Defenders of orthodoxy would say that this essence, this actual reality is deity, it is supernatural. They would say, they do say, that faith is not what they dismiss as mere human hope, or natural faith in natural laws, or trust in other human beings.
By their definition, then, faith would be an uncomfortable and inaccurate word for many of us in the Unitarian Universalist faith tradition.
While there are many among us who are theists — having faith in a supernatural presence or power or energy — there are many, many among us who are Humanists. Religious humanists who believe that that goodness, truth, power, can be found in us in an unmediated way. That there is an essence, a potential — inherently in each one of us, that is often hidden, waiting to be discovered. As one Humanist writer observed, humanity’s sense of beauty and decency, the power to love, our creativity — all the best things about us — belong to us, to human experience in the real world.
And our faith is in this possibility, as infrequently as we can find it in ourselves and others at times, as absurd as this faith in the strength and goodness of people can be in the face of selfishness and greed and violence.
Whenever I help lead a New UU class, which I did recently, I am reminded of those eloquent resources that exist to help define, to help explain, this religious movement we call a chosen faith. John Buehrens, a UU ministerial colleague and former president of our UU association, in Our Chosen Faith, an introduction to Unitarian Universalism, reminds us that we offer an essentially democratic way of being together. Not just because we vote on how the congregation should be run and sometimes which issues we take positions on, but because we come together to be religious together, to share in reverence and wonder. To hear each other’s stories and discoveries of wisdom and inspiration. With no one holding lordship over what is real truth, real belief, real faith.
We do not limit the truth of God (even to the word God) as UU minister Stephen Kendrick has written, but live in openness and belief in human freedom and dignity and the eternal message that truth must grow, enlarge, and move in creative freedom.
You say you want it simpler, he asks.

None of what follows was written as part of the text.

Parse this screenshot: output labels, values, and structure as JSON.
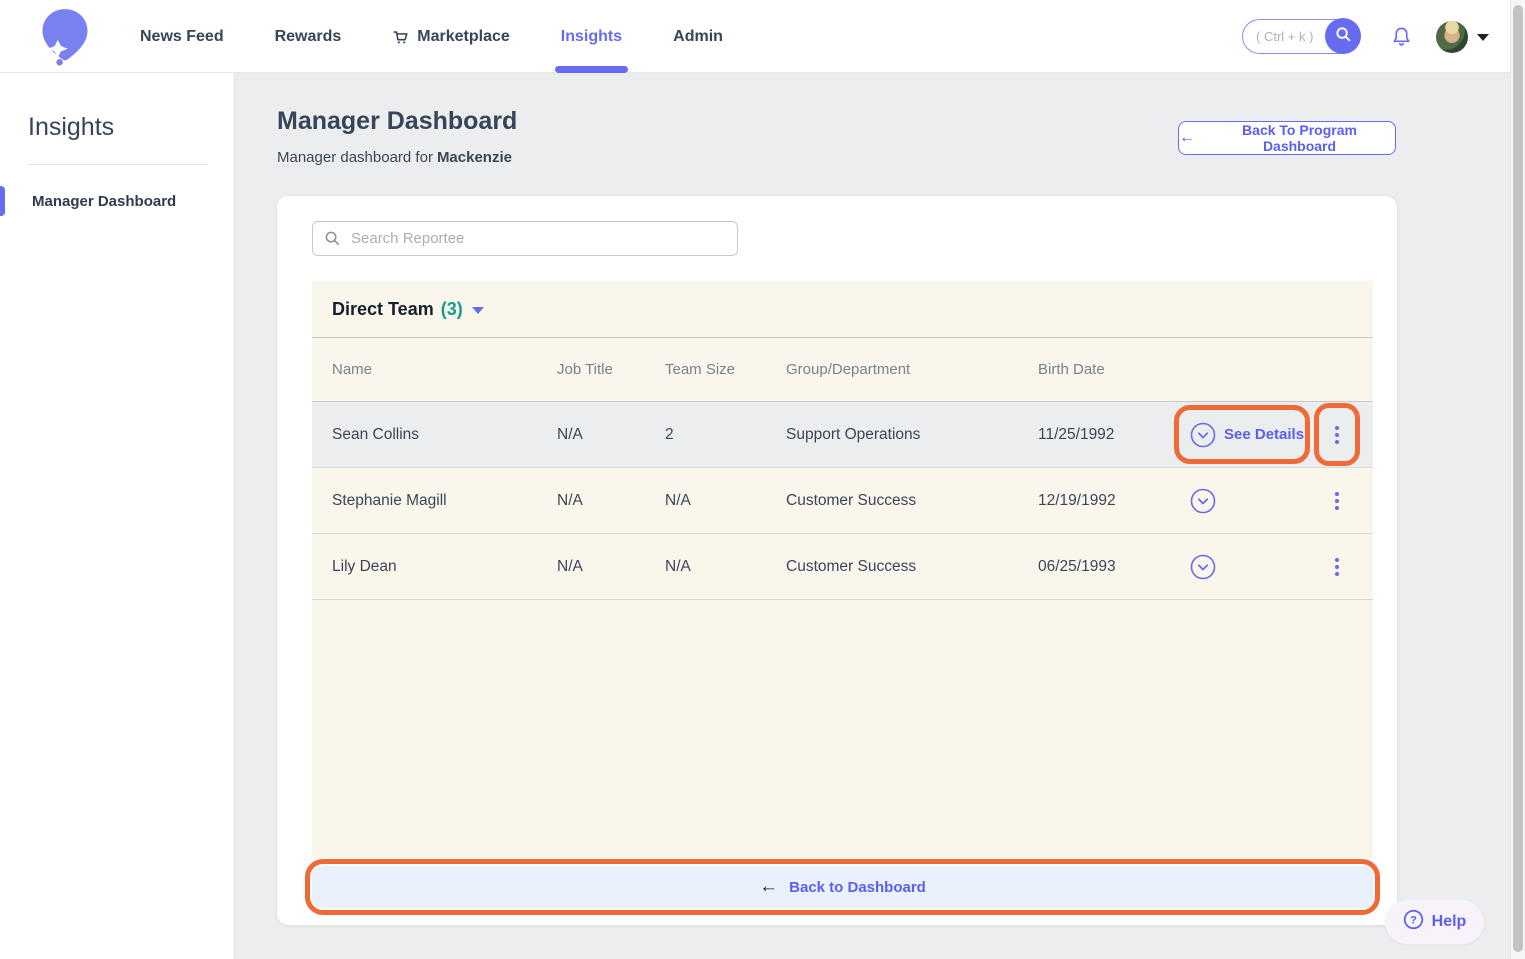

Try this: We join in celebrating one world, one people, one love, which is Truth.
Yesterday morning at our Mid-South UU gathering at the historic Fourth Baptist Church in Columbus, Georgia, both the mayor of the city and the pastor of the congregation, members of a non-profit change group named, simply, One Columbus, both let us know that they look to the Unitarian Universalists as the models of a religious community trying to live as one.
It is, as John Beuhrens believes, a tall order, but our heritage inspires us and our conscience compels us to do no less.
May we be both giving and forgiving as we answer this call — to be faithful in this faith —